1.  Milk provides fluids to help with hydration; carbohydrates for energy; and, a nutrient package that includes key minerals - such as potassium - which all help to rehydrate and replenish muscles after exercise.
2.  An 8-ounce soft drink or fruit juice drink contains nearly twice the amount of added sugars as 8 ounces of chocolate milk.
3.  Weight-bearing exercise - running, jumping, etc - plus a calcium-rich diet can help strengthen your bones and reduce your risk for osteoporosis.
4.  Got Chocolate Milk?  Research suggests chocolate milk is an effective postexercise recovery aid.  No other sports drink contains the nutrient package found in chocolate milk.
5. Chocolate milk has high-quality protein that helps build lean muscle when
combined with exercise.
6.  Some studies have found that fat-free milk as a regular part of a post-exercise
routine resulted in greater muscle mass buildup compared to certain soy-protein
beverages. Researchers concluded that the proteins in milk were more effective in
promoting muscle growth when consumed after rigorous resistance exercise
compared to equivalent amounts of soy protein.
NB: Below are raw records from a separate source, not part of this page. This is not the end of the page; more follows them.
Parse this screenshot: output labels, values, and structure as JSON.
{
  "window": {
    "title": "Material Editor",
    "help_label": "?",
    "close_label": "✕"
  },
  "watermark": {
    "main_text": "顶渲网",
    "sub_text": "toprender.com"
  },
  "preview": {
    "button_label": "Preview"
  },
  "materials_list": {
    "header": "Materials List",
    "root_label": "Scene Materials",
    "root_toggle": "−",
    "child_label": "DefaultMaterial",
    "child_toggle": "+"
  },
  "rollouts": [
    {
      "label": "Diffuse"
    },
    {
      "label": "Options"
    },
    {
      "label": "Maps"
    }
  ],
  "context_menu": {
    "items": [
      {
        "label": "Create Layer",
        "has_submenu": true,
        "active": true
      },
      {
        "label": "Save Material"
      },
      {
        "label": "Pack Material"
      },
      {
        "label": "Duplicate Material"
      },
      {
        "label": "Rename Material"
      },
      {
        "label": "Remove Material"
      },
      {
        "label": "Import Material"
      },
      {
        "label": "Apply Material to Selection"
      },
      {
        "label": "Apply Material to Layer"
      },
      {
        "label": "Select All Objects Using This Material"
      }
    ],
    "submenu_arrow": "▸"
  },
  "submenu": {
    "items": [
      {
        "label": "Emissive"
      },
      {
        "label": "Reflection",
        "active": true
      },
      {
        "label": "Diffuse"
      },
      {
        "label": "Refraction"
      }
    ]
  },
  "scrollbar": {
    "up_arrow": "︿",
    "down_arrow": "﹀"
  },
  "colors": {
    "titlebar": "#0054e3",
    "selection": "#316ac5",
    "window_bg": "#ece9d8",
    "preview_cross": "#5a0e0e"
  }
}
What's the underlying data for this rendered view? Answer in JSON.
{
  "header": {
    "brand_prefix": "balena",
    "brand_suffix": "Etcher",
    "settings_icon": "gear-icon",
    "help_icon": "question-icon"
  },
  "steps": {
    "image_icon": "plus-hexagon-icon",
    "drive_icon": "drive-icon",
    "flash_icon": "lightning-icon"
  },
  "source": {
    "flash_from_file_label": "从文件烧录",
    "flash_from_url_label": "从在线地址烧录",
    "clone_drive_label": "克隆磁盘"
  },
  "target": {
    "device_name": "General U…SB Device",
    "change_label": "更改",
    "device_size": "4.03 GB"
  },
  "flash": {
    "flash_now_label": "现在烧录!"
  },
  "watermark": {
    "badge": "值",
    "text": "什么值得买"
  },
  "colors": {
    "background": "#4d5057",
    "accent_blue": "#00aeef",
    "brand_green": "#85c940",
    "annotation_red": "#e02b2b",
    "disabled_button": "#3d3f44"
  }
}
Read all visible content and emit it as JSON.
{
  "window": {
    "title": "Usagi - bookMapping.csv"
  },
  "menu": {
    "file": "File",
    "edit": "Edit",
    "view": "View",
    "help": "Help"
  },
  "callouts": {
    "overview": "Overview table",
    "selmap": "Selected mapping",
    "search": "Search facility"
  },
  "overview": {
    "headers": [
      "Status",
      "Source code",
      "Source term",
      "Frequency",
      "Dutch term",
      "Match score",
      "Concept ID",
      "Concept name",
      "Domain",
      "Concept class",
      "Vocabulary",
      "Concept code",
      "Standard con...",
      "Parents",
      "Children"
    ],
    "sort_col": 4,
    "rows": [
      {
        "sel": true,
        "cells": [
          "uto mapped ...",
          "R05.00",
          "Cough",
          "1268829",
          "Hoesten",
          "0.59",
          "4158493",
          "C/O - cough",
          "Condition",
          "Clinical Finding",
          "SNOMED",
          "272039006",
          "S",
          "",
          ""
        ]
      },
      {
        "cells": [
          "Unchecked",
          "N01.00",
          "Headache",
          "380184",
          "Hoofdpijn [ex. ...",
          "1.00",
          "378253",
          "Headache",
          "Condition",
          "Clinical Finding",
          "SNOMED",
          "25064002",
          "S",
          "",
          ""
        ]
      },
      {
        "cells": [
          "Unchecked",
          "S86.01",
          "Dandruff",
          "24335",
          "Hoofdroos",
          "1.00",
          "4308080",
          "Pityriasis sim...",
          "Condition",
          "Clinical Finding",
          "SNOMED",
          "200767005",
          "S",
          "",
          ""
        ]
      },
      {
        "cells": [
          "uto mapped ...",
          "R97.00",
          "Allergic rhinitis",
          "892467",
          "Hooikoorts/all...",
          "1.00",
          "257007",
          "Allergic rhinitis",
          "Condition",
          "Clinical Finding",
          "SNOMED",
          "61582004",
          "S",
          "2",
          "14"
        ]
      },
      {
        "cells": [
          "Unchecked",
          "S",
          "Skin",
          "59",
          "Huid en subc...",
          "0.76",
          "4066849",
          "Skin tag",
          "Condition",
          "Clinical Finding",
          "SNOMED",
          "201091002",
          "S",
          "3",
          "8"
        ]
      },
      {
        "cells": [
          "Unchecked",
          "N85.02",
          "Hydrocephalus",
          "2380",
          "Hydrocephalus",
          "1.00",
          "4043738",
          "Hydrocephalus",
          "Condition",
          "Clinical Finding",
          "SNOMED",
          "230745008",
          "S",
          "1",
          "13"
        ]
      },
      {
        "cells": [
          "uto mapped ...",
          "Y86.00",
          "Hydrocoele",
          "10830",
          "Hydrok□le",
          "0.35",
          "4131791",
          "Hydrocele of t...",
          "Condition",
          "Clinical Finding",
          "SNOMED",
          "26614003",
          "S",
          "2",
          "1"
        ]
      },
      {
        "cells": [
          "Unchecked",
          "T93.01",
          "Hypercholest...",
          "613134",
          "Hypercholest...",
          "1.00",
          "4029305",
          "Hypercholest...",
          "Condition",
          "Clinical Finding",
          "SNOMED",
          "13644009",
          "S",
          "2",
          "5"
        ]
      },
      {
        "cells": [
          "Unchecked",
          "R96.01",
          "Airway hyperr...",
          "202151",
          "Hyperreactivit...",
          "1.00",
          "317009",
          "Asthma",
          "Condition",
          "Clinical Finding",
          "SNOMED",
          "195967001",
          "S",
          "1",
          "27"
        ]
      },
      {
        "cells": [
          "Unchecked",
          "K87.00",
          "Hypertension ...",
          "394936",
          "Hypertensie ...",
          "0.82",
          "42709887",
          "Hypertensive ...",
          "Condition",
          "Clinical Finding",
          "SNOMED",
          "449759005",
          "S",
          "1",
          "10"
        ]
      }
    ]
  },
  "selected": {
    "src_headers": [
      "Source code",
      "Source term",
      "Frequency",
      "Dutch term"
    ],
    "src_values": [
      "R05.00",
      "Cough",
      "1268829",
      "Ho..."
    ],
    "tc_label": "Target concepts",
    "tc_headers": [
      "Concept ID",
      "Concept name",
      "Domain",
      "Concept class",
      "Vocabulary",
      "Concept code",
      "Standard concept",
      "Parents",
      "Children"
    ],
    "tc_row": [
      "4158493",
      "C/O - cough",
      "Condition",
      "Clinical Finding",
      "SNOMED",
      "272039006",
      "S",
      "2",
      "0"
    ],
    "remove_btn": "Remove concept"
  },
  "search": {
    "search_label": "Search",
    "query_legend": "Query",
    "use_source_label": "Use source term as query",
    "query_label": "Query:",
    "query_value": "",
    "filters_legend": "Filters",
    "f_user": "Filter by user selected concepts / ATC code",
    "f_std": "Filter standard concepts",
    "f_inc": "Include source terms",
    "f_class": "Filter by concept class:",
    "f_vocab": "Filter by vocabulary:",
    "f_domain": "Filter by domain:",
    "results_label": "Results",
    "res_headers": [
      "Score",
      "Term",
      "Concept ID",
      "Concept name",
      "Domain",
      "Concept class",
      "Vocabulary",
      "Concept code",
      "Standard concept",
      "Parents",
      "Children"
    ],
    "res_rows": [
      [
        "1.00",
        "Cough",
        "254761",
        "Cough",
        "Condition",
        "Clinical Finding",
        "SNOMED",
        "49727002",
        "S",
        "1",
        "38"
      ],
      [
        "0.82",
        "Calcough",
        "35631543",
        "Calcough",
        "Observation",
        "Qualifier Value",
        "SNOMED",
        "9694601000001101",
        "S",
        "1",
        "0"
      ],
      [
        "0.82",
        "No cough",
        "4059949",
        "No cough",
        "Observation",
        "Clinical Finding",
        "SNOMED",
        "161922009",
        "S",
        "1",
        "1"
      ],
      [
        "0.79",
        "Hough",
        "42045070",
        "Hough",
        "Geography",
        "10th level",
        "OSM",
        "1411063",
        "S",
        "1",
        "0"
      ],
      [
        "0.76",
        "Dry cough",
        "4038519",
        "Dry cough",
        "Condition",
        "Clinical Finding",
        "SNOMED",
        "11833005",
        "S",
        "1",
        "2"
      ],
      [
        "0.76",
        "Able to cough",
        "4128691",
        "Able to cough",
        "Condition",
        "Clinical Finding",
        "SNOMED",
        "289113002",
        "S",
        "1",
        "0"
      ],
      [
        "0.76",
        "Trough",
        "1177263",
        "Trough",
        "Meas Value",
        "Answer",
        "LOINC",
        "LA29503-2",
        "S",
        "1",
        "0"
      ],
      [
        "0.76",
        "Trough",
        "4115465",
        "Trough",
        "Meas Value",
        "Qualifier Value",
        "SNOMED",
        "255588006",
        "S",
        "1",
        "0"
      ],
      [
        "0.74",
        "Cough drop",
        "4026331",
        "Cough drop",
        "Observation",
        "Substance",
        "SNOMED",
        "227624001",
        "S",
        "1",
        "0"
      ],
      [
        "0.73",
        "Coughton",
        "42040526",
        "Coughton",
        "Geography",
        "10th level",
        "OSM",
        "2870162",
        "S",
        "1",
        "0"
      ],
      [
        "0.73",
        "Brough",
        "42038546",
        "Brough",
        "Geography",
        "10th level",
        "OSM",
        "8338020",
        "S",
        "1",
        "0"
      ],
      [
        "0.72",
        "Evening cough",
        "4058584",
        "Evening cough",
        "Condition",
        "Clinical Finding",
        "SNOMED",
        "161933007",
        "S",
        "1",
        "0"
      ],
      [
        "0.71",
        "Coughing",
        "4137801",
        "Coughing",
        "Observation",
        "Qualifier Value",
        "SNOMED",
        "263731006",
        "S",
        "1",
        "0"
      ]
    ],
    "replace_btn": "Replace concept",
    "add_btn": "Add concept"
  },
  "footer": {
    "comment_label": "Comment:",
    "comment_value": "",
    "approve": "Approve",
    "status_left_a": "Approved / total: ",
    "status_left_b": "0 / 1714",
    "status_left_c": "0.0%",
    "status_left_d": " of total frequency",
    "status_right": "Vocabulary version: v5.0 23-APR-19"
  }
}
Is milk Paleo?  The "crossfit way of eating" tends to direct itself to the Paleo Diet, but the Paleo diet isn't the "be all, end all" way of eating.  What the paleo diet doesn’t take into account is that occasionally we find new sources of food that are really great for us as well, sometimes even better than the foods we found during our hunting and gathering.  One such food is milk.  Milk is a perfect “zone” (if you’re into that) ratio of macronutrients – protein, fat and carbohydrate.  Milk contains powerful anabolic properties; HGH and IGF-1 (Insulin-like Growth Factor 1).  In combination this means milk provides dense nutrients and cellular growth boosters in one convenient package.  This isn’t surprising because that’s exactly what nature designed milk to do, grow little baby mammals into big strong adult mammals.  If strength is your goal, milk is a big part of the answer.  The down side of milk is lactose, not everyone can process it.

So, instead of just living and eating the way people tell you too, find what works for you!  If a glass of ice cold, chocolate milk helps you recover quicker for a kick butt workout the next day . . . GREAT!

~ Crossfit Mt. Adams

1. Karp JR, Johnston JD, Tecklenburg S, Mickleborough TD, Fly AD, Stager JM. Chocolate Milk as a Post-Exercise Recovery Aid.

International Journal of Sport Nutrition and Exercise Metabolism. 2006; 78-91.
2. Shirreffs SM. Watson P. Maughan RJ. Milk as an effective post-exercise rehydration drink. British Journal of Nutrition. 2007;1-8.
3. Wilkinson SB, Tarnopolsky MA, MacDonald MJ, MacDonald JR, Armstrong D, Phillips SM. Consumption of fluid skim milk promotes
greater muscle protein accretion after resistance exercise than does consumption of an isonitrogenous and isoenergetic soy-protein beverage.
American Journal of Clinical Nutrition 2007;85:1031-40.
4. Hartman JW, Tang JE, Wilkinson SB, Tarnopolsky MA, Lawrence RL, Fullerton AV, Phillips SM. Consumption of fat-free fluid milk
following resistance exercise promotes greater lean mass accretion than soy or carbohydrate consumption in young novice male weightlifters.
American Journal of Clinical Nutrition, 2007;86:373-381.